→ REQUIRED ACTION
Show, from the records below, all lines that contain the word "sprite".

→ Data excerpts
● ● ● ●
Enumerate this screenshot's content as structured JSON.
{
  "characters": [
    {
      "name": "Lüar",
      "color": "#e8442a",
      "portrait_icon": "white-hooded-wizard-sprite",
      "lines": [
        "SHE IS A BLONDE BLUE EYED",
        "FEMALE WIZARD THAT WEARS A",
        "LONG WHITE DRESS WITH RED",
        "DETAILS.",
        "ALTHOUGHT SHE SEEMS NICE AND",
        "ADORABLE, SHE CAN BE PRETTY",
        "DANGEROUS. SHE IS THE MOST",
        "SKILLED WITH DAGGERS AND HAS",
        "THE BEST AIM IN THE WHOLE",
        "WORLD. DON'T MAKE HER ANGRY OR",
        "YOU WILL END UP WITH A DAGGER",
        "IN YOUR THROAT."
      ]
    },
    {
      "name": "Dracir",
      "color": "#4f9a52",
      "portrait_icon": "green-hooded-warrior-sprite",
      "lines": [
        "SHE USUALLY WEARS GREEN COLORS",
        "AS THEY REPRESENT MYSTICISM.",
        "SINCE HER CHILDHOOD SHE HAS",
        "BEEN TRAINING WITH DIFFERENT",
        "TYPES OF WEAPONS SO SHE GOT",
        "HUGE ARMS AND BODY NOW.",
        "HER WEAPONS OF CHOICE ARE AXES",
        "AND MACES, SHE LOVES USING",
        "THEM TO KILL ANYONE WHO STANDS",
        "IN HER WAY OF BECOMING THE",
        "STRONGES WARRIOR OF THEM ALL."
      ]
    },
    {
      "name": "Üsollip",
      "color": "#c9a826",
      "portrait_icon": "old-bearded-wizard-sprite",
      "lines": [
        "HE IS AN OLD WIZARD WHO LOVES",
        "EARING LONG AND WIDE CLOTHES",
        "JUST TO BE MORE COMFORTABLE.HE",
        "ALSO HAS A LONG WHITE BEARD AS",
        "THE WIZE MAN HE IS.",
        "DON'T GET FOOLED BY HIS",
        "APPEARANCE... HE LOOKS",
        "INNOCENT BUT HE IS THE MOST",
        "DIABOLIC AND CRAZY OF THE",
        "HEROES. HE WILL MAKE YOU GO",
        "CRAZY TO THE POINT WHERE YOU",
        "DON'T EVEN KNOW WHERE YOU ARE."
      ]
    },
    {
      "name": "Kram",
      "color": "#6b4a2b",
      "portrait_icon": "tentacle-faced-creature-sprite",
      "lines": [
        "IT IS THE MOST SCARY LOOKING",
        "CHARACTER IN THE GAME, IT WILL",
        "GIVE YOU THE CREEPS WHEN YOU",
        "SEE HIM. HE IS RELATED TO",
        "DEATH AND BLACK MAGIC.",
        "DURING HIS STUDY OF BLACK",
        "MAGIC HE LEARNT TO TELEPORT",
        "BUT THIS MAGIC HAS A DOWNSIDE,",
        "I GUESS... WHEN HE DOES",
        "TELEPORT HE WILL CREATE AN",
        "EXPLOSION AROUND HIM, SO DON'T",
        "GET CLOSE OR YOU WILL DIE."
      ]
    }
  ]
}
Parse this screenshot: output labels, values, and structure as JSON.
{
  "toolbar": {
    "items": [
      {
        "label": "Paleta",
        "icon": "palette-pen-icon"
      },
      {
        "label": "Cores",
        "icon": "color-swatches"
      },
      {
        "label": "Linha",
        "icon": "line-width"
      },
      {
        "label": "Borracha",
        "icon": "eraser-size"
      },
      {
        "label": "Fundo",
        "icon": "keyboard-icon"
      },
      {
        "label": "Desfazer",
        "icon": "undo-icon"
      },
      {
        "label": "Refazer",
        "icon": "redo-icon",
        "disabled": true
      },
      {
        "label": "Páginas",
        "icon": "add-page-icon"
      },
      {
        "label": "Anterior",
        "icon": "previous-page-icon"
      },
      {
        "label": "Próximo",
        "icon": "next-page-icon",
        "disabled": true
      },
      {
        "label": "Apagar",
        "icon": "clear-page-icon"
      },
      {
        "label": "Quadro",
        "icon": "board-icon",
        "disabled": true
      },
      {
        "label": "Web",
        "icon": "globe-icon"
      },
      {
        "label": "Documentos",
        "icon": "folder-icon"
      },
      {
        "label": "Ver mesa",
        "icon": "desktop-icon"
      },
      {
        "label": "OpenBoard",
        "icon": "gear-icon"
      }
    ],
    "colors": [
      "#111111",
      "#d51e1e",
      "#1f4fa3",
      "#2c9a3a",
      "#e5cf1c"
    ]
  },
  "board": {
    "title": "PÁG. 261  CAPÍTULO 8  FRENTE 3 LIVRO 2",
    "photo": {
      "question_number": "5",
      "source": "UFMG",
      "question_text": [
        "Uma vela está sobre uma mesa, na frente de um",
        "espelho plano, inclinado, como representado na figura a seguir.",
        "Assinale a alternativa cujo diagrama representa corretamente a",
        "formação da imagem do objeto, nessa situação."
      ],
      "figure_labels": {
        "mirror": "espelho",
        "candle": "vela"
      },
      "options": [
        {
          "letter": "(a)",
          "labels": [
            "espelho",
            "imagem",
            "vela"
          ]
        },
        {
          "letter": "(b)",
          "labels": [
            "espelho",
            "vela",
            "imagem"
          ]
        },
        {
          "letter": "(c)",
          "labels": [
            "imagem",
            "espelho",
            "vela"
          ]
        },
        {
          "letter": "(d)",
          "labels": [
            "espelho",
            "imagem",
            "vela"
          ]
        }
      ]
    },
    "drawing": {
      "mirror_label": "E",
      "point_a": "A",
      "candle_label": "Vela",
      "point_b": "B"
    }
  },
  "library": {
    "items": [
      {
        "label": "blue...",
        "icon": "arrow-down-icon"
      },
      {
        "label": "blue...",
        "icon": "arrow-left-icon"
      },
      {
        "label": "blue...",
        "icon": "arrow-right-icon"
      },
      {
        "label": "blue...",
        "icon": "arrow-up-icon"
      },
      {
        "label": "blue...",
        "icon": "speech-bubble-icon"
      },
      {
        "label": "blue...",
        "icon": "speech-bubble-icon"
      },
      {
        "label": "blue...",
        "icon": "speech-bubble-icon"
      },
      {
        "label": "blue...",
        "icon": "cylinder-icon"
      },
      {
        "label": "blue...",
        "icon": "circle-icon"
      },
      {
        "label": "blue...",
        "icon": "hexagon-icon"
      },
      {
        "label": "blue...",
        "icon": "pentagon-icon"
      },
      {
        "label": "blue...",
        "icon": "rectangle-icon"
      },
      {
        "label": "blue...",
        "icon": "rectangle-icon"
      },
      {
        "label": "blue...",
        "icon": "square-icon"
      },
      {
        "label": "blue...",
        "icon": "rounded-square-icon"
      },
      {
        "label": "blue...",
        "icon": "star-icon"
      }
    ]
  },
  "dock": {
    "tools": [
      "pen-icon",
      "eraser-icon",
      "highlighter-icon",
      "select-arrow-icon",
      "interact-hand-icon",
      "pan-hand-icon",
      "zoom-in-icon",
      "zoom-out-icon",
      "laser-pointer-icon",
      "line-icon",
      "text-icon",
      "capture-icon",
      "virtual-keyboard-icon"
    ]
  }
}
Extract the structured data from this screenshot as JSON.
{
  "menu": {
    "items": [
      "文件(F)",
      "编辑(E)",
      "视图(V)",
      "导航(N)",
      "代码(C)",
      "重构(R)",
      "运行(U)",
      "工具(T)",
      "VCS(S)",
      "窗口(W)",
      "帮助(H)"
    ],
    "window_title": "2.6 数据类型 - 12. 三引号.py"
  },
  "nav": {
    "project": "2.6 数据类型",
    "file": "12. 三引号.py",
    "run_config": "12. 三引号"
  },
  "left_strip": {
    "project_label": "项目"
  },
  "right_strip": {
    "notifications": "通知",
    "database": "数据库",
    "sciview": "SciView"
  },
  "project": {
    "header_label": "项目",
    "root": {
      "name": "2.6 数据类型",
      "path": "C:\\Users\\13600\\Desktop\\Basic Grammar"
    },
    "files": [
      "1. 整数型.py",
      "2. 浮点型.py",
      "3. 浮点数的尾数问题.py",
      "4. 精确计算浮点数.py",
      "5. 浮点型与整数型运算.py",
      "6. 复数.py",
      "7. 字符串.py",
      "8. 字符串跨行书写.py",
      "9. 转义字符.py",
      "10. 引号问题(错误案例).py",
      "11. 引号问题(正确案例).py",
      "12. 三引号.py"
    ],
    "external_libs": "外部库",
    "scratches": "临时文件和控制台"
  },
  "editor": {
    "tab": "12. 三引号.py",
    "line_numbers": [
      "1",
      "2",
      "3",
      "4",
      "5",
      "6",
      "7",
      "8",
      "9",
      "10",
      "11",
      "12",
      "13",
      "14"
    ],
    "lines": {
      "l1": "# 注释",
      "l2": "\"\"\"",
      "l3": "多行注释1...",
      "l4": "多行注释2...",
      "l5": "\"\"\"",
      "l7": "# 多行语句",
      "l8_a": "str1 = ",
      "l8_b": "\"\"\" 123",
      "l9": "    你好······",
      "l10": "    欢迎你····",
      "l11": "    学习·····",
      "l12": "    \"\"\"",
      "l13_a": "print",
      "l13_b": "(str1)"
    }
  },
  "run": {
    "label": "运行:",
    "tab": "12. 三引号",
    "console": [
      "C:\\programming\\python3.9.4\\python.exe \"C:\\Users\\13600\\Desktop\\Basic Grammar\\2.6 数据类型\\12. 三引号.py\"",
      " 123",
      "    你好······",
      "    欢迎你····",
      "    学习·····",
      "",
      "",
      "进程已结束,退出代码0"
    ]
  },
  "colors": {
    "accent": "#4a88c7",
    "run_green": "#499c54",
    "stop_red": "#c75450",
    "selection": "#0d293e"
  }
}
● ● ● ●
→ EXERCISE ANSWER
      "portrait_icon": "white-hooded-wizard-sprite",
      "portrait_icon": "green-hooded-warrior-sprite",
      "portrait_icon": "old-bearded-wizard-sprite",
      "portrait_icon": "tentacle-faced-creature-sprite",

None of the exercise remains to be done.